The Council: Episode 2 (Xbox One) REVIEW – Squandered Potential
After a great opening episode, episode 2 of The Council falls flat.
Developer: Big Bad Wolf Studio
Publisher: Focus Home Interactive
Platform(s): PS4, Xbox One, PC
Review copy provided
This review is the second part of an ongoing narrative adventure game called The Council. Therefore, we’re focusing more on things specific to this episode. If you want to know more about the gameplay, how conversations work and all that, check out our review of episode 1. Also, spoilers. Obviously.
When episode 1 of The Council burst onto the scene back in March, we were blown away by how the game tried to innovate the narrative adventure formula. An intriguing mystery and some well implemented RPG elements combined to create something poised to reinvigorate the crowded genre. If it sounds we’re building episode 2 up for a big fall, we are.
While episode 1 relished in the conversations between strangers, where unknown hidden agendas drove the narrative forward, episode 2 seems perfectly content to meander through aggressively dull puzzles and very little exposition or payoff from the previous episode. We’re only on episode 2 and we’ve hit what feels like filler content. Strap in, this ride could get bumpy.
Depending on your choices in the first instalment, episode 2, entitled Hide And Seek, either sees Louis De Richet finding out about a character’s demise through the now present Lord Mortimer, or in a compromised position next to the dead body. The first part of the episode is then spent investigating the murder.

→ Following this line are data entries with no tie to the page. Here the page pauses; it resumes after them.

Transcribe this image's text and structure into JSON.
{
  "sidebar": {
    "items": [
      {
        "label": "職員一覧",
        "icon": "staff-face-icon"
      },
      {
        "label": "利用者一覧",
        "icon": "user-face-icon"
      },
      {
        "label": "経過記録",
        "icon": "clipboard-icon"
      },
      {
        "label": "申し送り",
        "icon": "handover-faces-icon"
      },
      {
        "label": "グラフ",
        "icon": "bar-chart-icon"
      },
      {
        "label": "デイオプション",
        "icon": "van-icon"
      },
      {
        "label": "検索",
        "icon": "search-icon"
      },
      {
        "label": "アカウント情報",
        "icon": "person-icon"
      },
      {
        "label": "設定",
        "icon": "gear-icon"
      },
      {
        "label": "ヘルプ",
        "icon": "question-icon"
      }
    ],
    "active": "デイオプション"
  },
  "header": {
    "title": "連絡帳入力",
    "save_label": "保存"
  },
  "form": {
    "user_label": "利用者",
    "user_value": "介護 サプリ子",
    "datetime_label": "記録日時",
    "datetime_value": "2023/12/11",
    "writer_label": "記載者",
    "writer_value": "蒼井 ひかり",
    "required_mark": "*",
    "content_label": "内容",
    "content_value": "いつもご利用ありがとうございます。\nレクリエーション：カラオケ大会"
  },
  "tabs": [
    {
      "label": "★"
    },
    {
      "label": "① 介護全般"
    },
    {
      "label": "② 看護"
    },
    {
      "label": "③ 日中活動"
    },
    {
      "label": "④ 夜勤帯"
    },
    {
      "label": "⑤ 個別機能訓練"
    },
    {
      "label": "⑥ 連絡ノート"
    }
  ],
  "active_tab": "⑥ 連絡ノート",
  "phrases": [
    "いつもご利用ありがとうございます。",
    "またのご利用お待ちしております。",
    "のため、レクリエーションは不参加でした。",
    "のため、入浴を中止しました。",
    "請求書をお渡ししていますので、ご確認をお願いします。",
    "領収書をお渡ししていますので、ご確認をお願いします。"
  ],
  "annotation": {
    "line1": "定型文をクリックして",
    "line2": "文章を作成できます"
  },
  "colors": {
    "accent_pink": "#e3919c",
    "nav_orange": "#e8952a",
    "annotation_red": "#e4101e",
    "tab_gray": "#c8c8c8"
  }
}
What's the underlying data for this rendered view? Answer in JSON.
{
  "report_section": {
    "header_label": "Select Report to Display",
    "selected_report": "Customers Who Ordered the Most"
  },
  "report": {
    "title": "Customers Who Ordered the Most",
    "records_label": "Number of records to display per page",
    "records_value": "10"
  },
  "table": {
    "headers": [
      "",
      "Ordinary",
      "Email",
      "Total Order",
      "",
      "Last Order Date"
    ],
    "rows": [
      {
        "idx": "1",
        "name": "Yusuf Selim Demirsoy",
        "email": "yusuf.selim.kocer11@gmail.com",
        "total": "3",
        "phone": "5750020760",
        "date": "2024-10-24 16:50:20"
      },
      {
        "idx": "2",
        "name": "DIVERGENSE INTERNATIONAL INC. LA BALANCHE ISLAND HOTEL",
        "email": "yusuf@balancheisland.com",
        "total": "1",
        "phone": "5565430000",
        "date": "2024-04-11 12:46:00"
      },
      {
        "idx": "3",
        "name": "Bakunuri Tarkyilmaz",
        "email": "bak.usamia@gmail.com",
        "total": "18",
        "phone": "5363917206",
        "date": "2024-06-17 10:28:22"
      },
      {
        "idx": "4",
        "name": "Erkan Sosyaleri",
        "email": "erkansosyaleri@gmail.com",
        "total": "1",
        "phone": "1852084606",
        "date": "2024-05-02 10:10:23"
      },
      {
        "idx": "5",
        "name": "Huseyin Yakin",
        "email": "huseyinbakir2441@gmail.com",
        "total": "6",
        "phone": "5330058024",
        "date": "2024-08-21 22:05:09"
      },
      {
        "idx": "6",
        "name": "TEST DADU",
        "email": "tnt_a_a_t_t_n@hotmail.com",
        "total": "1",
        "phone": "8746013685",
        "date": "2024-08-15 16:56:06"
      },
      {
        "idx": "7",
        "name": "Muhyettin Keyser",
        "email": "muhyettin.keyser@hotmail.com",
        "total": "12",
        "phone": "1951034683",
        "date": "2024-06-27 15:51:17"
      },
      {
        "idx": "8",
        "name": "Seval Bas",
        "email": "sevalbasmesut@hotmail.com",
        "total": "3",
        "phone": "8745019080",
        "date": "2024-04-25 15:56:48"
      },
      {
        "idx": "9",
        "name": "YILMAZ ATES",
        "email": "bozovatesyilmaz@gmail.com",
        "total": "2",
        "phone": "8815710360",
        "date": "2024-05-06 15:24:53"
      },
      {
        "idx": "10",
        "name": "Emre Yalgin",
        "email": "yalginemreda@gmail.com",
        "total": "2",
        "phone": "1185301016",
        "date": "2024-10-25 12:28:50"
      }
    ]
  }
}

You have to scan through the crime scene, interpret evidence and interrogate the different guests on the island in order to determine who you think the killer might be.
It’s a decent opening that provides more of the type of gameplay we liked from the previous episode. Louis’ interactions with the characters provides some of the better revelations and highlights of the game. Unfortunately, that all seemingly gets swept under the rug once you’ve pointed your finger towards a potential killer, and the rest of the episode is essentially devoted to Louis playing a game of riddles in search of his mother.
The puzzles themselves involve dates and characters involved with the Bible, the Third Crusade and Greek mythology respectively, which sounds interesting but it’s anything but. At best, it’s an unwanted diversion from the best parts of the game you’ve come to expect, whilst at worst the riddles are implemented in a way that’s frustratingly obtuse in its execution.
Whilst this problem will be offset post release by the inevitable barrage of video guides and solutions to the game, anyone looking not to sully themselves with that kind of cheating will probably have to resort to trial and error until they find the solution. At the very least, you can at least replay the episode again after you find the solution so you don’t have to waste precious effort points on analysing every clue you come across. The downside to that is that you have to redo the episode again.
The disappointing gameplay of the second episode is one thing, but that disappointment extends to the technical side of things too. Episode 1 wasn’t the most well put together games you could find, but Hide And Seek is even worse in a lot of regards. The frame rate does suffer in certain areas, the delivery of voice lines feels off in some places and the loading screens are a huge bugbear when navigating the manor. When you’re greeted with a loading screen that lasts for 30 seconds and all you wanted to do was inspect a chest, you know you’ve got problems.
Perhaps the worst transgression of episode 2 of The Council is that the most interesting parts of the episode are merely just the planted seeds for a storyline payoff further down the line. There’s a plot that emerges when new character Samuel Godoy arrives on the island to announce that King Louis XIV of France has been executed as part of the French Revolution, at the apparent behest of Jacques Peru. This announcement leads to some discontent between the characters, which could cause some tensions later on.
We also get to see the more sinister nature of Sir Gregory Holm. The face painted old boy looks set to be a bigger threat moving forward, as a number of characters appear to be working for him. The ending of the episode also establishes a decent cliffhanger, as Louis makes a discovery beneath the island and encounters an unknown assailant.
Whether or not that’ll lead to any significant narrative payoff is up in the air right now. Episode 2, Hide and Seek, had all the potential in the world, but it ended up being squandered. Now we have to wait another couple of months to find out if Hide and Seek is just an outlier in a great narrative adventure game, or if this is indicative of things to come.
What do you think about our review? Have you been looking forward to episode 2 of The Council? Sound off in the comments below.